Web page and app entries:
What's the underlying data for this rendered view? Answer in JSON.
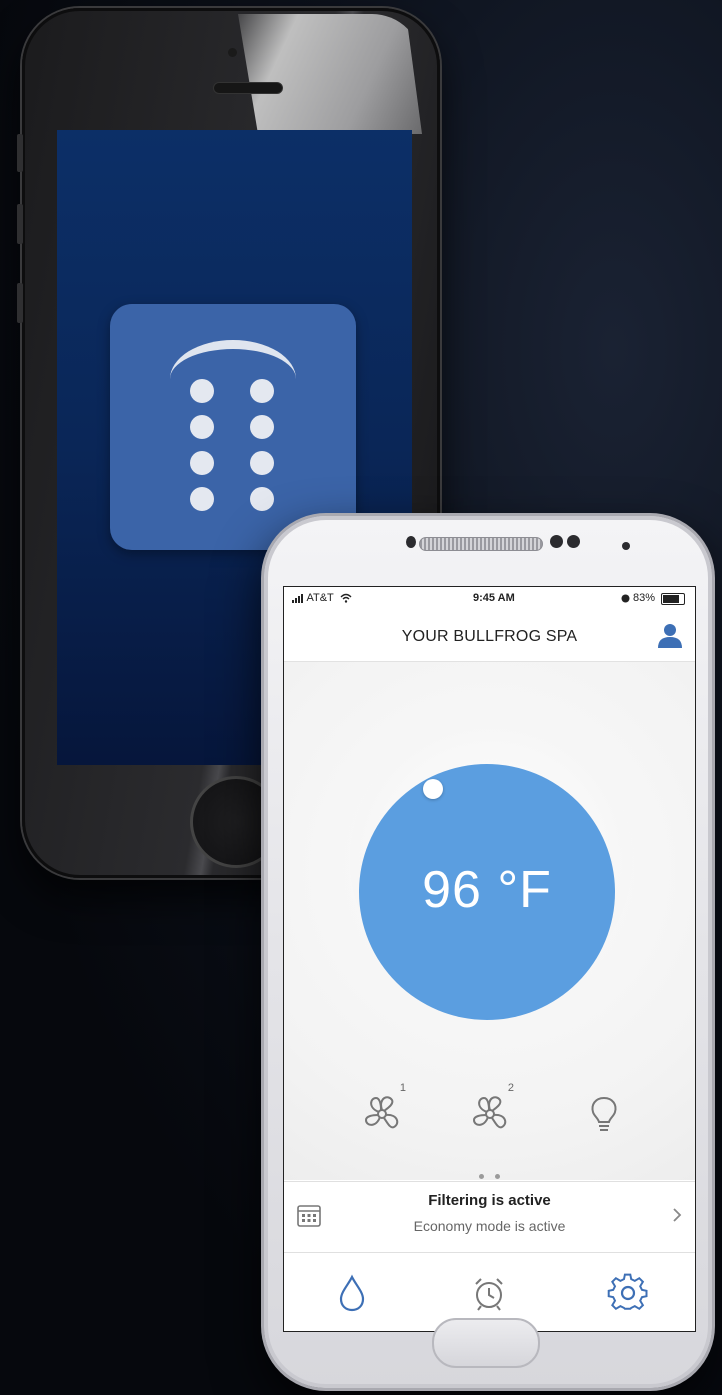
{
  "brand_colors": {
    "app_blue": "#3b64a8",
    "dial_blue": "#5b9ee0",
    "splash_navy": "#0a2657"
  },
  "back_phone": {
    "splash_icon": "remote-control-app-icon"
  },
  "front_phone": {
    "status_bar": {
      "carrier": "AT&T",
      "time": "9:45 AM",
      "battery": "83%"
    },
    "header": {
      "title": "YOUR BULLFROG SPA",
      "profile_icon": "user-icon"
    },
    "temperature": {
      "value": "96 °F"
    },
    "controls": [
      {
        "icon": "fan-icon",
        "badge": "1"
      },
      {
        "icon": "fan-icon",
        "badge": "2"
      },
      {
        "icon": "lightbulb-icon",
        "badge": ""
      }
    ],
    "status": {
      "primary": "Filtering is active",
      "secondary": "Economy mode is active"
    },
    "tabs": [
      {
        "icon": "water-drop-icon"
      },
      {
        "icon": "alarm-clock-icon"
      },
      {
        "icon": "settings-gear-icon"
      }
    ]
  }
}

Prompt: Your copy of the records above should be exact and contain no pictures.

Output for this task:
What's the underlying data for this rendered view? Answer in JSON.
{
  "brand_colors": {
    "app_blue": "#3b64a8",
    "dial_blue": "#5b9ee0",
    "splash_navy": "#0a2657"
  },
  "back_phone": {
    "splash_icon": "remote-control-app-icon"
  },
  "front_phone": {
    "status_bar": {
      "carrier": "AT&T",
      "time": "9:45 AM",
      "battery": "83%"
    },
    "header": {
      "title": "YOUR BULLFROG SPA",
      "profile_icon": "user-icon"
    },
    "temperature": {
      "value": "96 °F"
    },
    "controls": [
      {
        "icon": "fan-icon",
        "badge": "1"
      },
      {
        "icon": "fan-icon",
        "badge": "2"
      },
      {
        "icon": "lightbulb-icon",
        "badge": ""
      }
    ],
    "status": {
      "primary": "Filtering is active",
      "secondary": "Economy mode is active"
    },
    "tabs": [
      {
        "icon": "water-drop-icon"
      },
      {
        "icon": "alarm-clock-icon"
      },
      {
        "icon": "settings-gear-icon"
      }
    ]
  }
}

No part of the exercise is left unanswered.